In order to guide against a policy reversal, a consortium of Civil Society Organizations (CSOs) has asked the federal government to give legal backing to the deregulation drive of the downstream sector of the petroleum industry.
The consortium called on President Muhammadu Buhari and the Minister of Petroleum Resources, Timipre Sylva, to demonstrate an honest commitment to the deregulation efforts by expunging the laws that entrench the potential of returning to a subsidy regime
Particularly, they asked government to repeal the PPPRA Act, the PEF(M)B Act and the Price Control Act specifically, section 6(1) of the Petroleum Act, Schedule 1 of the Price Control Act, and all Acts that ensure a potential of returning to a price fixing regime and demonstrate to the Nigerian people that the ‘declaration of full deregulation’ is fully committed to.
To this end, the group urged government to either enact an appropriate stand-alone legislation or embed it as part of the Petroleum Industry Bill (PIB) expected to be submitted to the National Assembly soon.
The consortium made up of no fewer than 15 media and civil society organisations working to ensure transformation of the extractive sector, also demanded that the government commences moves to repeal the laws establishing the Petroleum Equalization Fund (PEF) and the Petroleum Products Pricing and Regulatory Agency (PPPRA) to signal its commitment to the full deregulation of the sub-sector.
According to the consortium, “there is need for the Federal Government to commit to the sustainability of the deregulation regime by entreating it in law, either through a stand-alone legislation, or through appropriate clauses integrated into the PIB to allow for the sustainability of the no-subsidy regime.
“While we await appropriate legislation, we require the government to clarify the role of the Petroleum Support Fund in the new deregulation regime. Clarity is required about how that fund is being managed, whether the over-recovery sums were deposited there and how they are expected to be spent,” a communique issued at the end of its one-day webinar stated.

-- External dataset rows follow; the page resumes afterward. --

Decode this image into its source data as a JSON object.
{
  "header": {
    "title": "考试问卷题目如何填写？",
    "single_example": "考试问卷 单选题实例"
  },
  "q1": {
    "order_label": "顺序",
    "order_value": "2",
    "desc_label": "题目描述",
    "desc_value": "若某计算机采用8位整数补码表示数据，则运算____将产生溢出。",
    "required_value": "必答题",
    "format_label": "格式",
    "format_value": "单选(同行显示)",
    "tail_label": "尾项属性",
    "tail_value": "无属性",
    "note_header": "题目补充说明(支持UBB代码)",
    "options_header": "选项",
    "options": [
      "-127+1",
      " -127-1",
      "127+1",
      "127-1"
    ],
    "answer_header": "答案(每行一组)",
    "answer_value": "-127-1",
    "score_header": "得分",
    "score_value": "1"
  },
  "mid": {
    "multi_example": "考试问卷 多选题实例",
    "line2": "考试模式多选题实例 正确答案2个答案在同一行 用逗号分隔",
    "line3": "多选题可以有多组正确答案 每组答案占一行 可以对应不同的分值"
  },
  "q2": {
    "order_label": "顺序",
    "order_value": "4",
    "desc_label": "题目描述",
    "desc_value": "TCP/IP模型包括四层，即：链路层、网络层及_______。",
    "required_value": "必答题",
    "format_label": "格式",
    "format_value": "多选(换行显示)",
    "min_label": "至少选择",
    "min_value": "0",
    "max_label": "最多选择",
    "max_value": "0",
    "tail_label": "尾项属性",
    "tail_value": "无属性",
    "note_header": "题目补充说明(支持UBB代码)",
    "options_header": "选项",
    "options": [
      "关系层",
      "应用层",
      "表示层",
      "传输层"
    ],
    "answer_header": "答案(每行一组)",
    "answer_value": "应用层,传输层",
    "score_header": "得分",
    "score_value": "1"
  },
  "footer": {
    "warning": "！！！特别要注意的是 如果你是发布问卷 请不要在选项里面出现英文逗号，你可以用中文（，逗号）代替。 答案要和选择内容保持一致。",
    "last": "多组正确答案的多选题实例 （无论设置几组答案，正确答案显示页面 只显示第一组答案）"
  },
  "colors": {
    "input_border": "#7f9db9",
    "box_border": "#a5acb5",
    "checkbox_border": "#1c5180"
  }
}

It also urged government to empower appropriate agencies such as the Federal Competition and Consumer Council to take over the consumer protection interests of Nigerians and guide against exploitation in the hands of profiteering marketers.
The Central Bank of Nigeria (CBN) is also urged to ensure a level-playing field for all importers of Premium Motor Spirit and not place the NNPC at an advantage over others, while also calling on the NNPC to take urgent practical steps to reverse the fortunes of the loss-making refineries as revealed in its published 2018 Audited Reports of its Subsidiaries.
On palliatives, the group entreated the government to “channel the revenues used for subsidy to improve the lives of its originally intended beneficiaries; poor Nigerians and not the rich, by investing in enablers of economic growth and development such as development of rural roads, education, health services and agriculture.”
The consortium which had earlier issued a 10-point recommendation in May 2020 in a bid to support the government’s attempt to achieve sustainable deregulation of the downstream sector, was formed in April 2020 and spearheaded by the Nigeria Natural Resource Charter (NNRC).
It comprised of the following civil society organizations; Civil Society Legislative Advocacy Centre (CISLAC), BudgIT, Connected Development (CODE), Media Initiative for Transparency in Extractive Industries (MITEI), OrderPaper Advocacy Initiative, Women in Extractives (WiE), Extractive 360, Youth Forum on Extractive Industry Transparency Initiative (Youth Forum on EITI), Publish What You Pay (PWYP), among others.